- 3Most of these churches were built in their present scale and form in the first third of the 20th century, many following the destruction of prior buildings during the Boxer rebellion (1899-1901) against Western influences in China, including churches.

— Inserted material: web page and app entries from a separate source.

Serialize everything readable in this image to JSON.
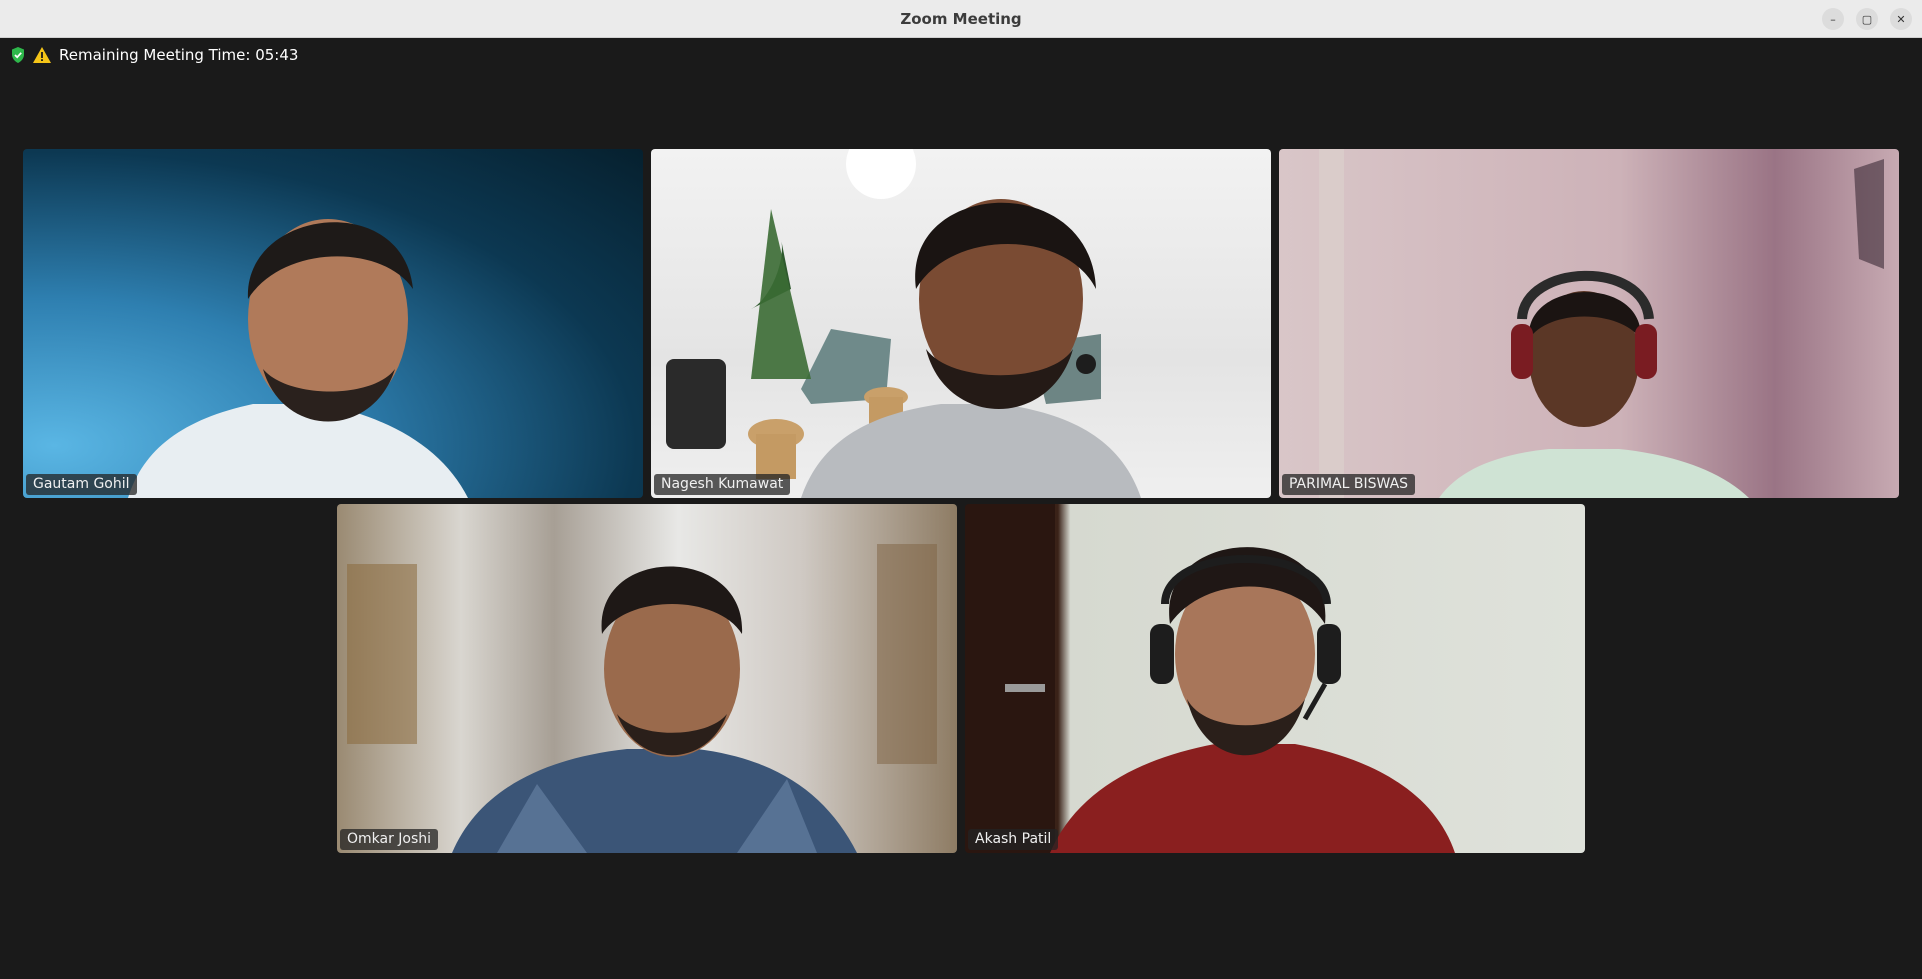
{
  "window": {
    "title": "Zoom Meeting",
    "minimize_label": "–",
    "maximize_label": "▢",
    "close_label": "✕"
  },
  "status": {
    "remaining_time_text": "Remaining Meeting Time: 05:43",
    "encryption_icon": "shield-check-icon",
    "warning_icon": "warning-icon",
    "shield_color": "#2eb84b",
    "warning_color": "#f5c518"
  },
  "participants": [
    {
      "name": "Gautam Gohil"
    },
    {
      "name": "Nagesh Kumawat"
    },
    {
      "name": "PARIMAL BISWAS"
    },
    {
      "name": "Omkar Joshi"
    },
    {
      "name": "Akash Patil"
    }
  ]
}
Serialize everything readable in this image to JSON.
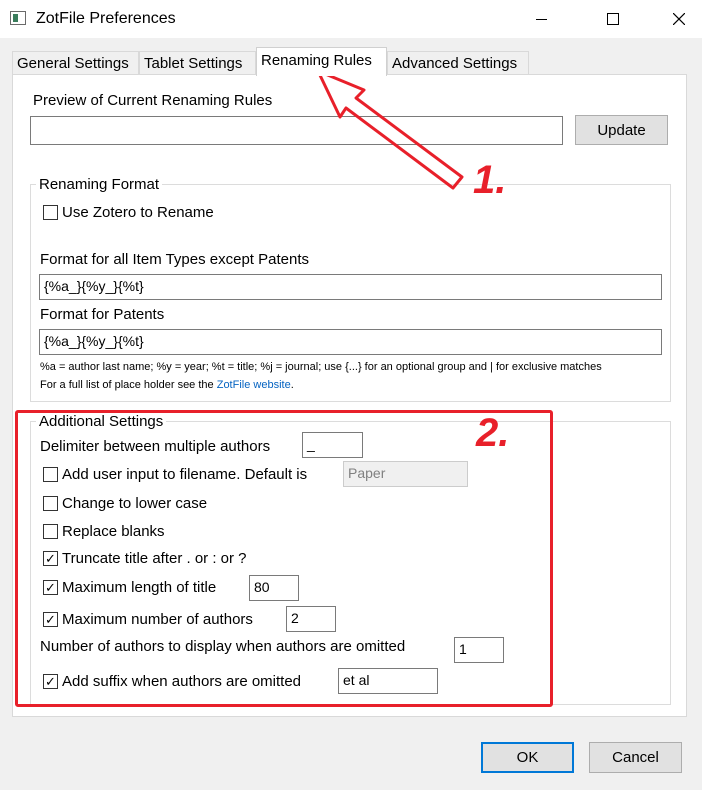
{
  "window": {
    "title": "ZotFile Preferences",
    "minimize_icon": "minimize-icon",
    "maximize_icon": "maximize-icon",
    "close_icon": "close-icon"
  },
  "tabs": [
    {
      "label": "General Settings",
      "active": false
    },
    {
      "label": "Tablet Settings",
      "active": false
    },
    {
      "label": "Renaming Rules",
      "active": true
    },
    {
      "label": "Advanced Settings",
      "active": false
    }
  ],
  "preview": {
    "label": "Preview of Current Renaming Rules",
    "value": "",
    "update_button": "Update"
  },
  "renaming_format": {
    "legend": "Renaming Format",
    "use_zotero_label": "Use Zotero to Rename",
    "use_zotero_checked": false,
    "all_types_label": "Format for all Item Types except Patents",
    "all_types_value": "{%a_}{%y_}{%t}",
    "patents_label": "Format for Patents",
    "patents_value": "{%a_}{%y_}{%t}",
    "help_line1": "%a = author last name; %y = year; %t = title; %j = journal; use {...} for an optional group and | for exclusive matches",
    "help_line2_prefix": "For a full list of place holder see the ",
    "help_link": "ZotFile website",
    "help_line2_suffix": "."
  },
  "additional": {
    "legend": "Additional Settings",
    "delimiter_label": "Delimiter between multiple authors",
    "delimiter_value": "_",
    "user_input_label": "Add user input to filename. Default is",
    "user_input_checked": false,
    "user_input_value": "Paper",
    "lower_case_label": "Change to lower case",
    "lower_case_checked": false,
    "replace_blanks_label": "Replace blanks",
    "replace_blanks_checked": false,
    "truncate_label": "Truncate title after . or : or ?",
    "truncate_checked": true,
    "max_title_label": "Maximum length of title",
    "max_title_checked": true,
    "max_title_value": "80",
    "max_authors_label": "Maximum number of authors",
    "max_authors_checked": true,
    "max_authors_value": "2",
    "num_authors_label": "Number of authors to display when authors are omitted",
    "num_authors_value": "1",
    "suffix_label": "Add suffix when authors are omitted",
    "suffix_checked": true,
    "suffix_value": "et al"
  },
  "footer": {
    "ok": "OK",
    "cancel": "Cancel"
  },
  "annotations": {
    "step1": "1.",
    "step2": "2.",
    "color": "#e8202a"
  },
  "colors": {
    "accent": "#0078d7",
    "link": "#0563c1"
  }
}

For more on the history and present structures of these buildings in two cities, Beijing and Tianjin, see Alan Richard Sweeten, China’s Old Churches : The History, Architecture, and Legacy of Catholic Sacred Structures in Beijing, Tianjin, and Hebei Province, Studies in the History of Christianity in East Asia: Volume 2. Brill, 2020.
- 4Richard Madsen, China’s Catholics: Tragedy and Hope in an Emerging Civil Society (Berkeley: University of California, 1998), 50. According to Madsen, missionaries in China aimed to concentrate on and convert whole villages, rather than to scatter their efforts across communities.
- 5Betty Ann Maheu, "The Catholic Church in China," America (November 7, 2005): 8.
- 6Brent Fulton, China's Urban Christians: A Light that Cannot Be Hidden (Eugene, OR, Pickwick, 2015), 7. Though focused overwhelmingly on Protestants rather than Catholics, Fulton's first chapter identifies some social challenges common to Catholics and Protestants alike.
- 7Bai Jianqing, "New Opportunities for the Church," 91.
- 8Richard Madsen, China’s Catholics, 53.
- 9Chan Kim-Kwong, "Urbanization and Pastoral Responses," 21-22. In a recent study based on survey data from China, Rodney Stark and Xiuhua Wang suggest that presumed differences in religiosity between the cities and the countryside are not borne out in the surveys. Unfortunately, they provide no information on the statistical significance of their surveys, nor do they distinguish between the Protestants and Catholics in their data. Rodney Stark and Xiuhua Wang, A Star in the East: The Rise of Christianity in China (West Conshohocken, PA: Templeton, 2015), 91-111.
- 10Shanshan Lan, “The Catholic Church’s Role in the African Diaspora in Guangzhou, China,” in Catholicism in China, 1900-Present: The Development of the Chinese Church, ed. Cindy Yik-yi Chu (New York: Palgrave MacMillan, 2014), 219-236.